*Dataset content*.
--------
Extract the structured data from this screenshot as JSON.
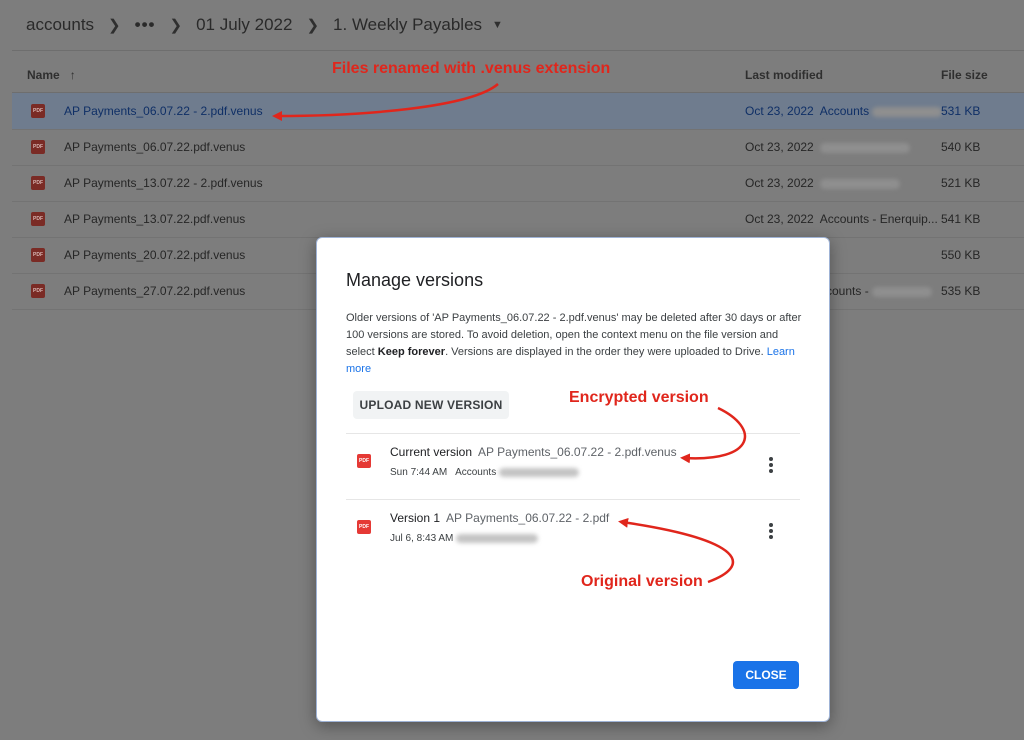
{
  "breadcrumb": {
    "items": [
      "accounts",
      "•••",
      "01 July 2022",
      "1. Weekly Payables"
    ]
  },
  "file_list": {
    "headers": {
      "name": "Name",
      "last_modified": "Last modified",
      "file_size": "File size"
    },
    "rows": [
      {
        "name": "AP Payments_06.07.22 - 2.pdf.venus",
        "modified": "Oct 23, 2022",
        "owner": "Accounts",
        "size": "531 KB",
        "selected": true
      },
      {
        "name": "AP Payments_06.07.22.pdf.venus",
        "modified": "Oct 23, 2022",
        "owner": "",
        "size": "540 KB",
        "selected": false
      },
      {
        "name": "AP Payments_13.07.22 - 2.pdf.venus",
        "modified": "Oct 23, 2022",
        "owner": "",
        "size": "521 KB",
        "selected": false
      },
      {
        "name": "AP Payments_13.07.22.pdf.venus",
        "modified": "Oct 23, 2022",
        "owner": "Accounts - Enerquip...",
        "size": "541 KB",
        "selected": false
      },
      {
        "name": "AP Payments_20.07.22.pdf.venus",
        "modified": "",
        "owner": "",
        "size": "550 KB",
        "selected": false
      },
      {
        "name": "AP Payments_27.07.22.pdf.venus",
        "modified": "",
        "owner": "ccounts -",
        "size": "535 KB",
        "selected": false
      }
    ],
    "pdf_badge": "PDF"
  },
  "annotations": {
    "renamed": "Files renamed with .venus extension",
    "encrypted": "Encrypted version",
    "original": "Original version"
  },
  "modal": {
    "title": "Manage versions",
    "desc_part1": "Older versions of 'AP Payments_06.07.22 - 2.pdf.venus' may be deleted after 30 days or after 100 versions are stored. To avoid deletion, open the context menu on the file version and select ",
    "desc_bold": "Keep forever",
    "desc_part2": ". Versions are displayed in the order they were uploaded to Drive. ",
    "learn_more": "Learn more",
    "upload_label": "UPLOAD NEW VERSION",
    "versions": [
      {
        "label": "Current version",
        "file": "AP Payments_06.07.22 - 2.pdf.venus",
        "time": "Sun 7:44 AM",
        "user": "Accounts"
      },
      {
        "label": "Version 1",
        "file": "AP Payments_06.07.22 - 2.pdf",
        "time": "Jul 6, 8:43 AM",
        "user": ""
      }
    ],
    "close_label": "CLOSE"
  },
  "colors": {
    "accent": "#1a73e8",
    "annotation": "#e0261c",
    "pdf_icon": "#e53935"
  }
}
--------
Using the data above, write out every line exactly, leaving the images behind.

Extract the structured data from this screenshot as JSON.
{
  "breadcrumb": {
    "items": [
      "accounts",
      "•••",
      "01 July 2022",
      "1. Weekly Payables"
    ]
  },
  "file_list": {
    "headers": {
      "name": "Name",
      "last_modified": "Last modified",
      "file_size": "File size"
    },
    "rows": [
      {
        "name": "AP Payments_06.07.22 - 2.pdf.venus",
        "modified": "Oct 23, 2022",
        "owner": "Accounts",
        "size": "531 KB",
        "selected": true
      },
      {
        "name": "AP Payments_06.07.22.pdf.venus",
        "modified": "Oct 23, 2022",
        "owner": "",
        "size": "540 KB",
        "selected": false
      },
      {
        "name": "AP Payments_13.07.22 - 2.pdf.venus",
        "modified": "Oct 23, 2022",
        "owner": "",
        "size": "521 KB",
        "selected": false
      },
      {
        "name": "AP Payments_13.07.22.pdf.venus",
        "modified": "Oct 23, 2022",
        "owner": "Accounts - Enerquip...",
        "size": "541 KB",
        "selected": false
      },
      {
        "name": "AP Payments_20.07.22.pdf.venus",
        "modified": "",
        "owner": "",
        "size": "550 KB",
        "selected": false
      },
      {
        "name": "AP Payments_27.07.22.pdf.venus",
        "modified": "",
        "owner": "ccounts -",
        "size": "535 KB",
        "selected": false
      }
    ],
    "pdf_badge": "PDF"
  },
  "annotations": {
    "renamed": "Files renamed with .venus extension",
    "encrypted": "Encrypted version",
    "original": "Original version"
  },
  "modal": {
    "title": "Manage versions",
    "desc_part1": "Older versions of 'AP Payments_06.07.22 - 2.pdf.venus' may be deleted after 30 days or after 100 versions are stored. To avoid deletion, open the context menu on the file version and select ",
    "desc_bold": "Keep forever",
    "desc_part2": ". Versions are displayed in the order they were uploaded to Drive. ",
    "learn_more": "Learn more",
    "upload_label": "UPLOAD NEW VERSION",
    "versions": [
      {
        "label": "Current version",
        "file": "AP Payments_06.07.22 - 2.pdf.venus",
        "time": "Sun 7:44 AM",
        "user": "Accounts"
      },
      {
        "label": "Version 1",
        "file": "AP Payments_06.07.22 - 2.pdf",
        "time": "Jul 6, 8:43 AM",
        "user": ""
      }
    ],
    "close_label": "CLOSE"
  },
  "colors": {
    "accent": "#1a73e8",
    "annotation": "#e0261c",
    "pdf_icon": "#e53935"
  }
}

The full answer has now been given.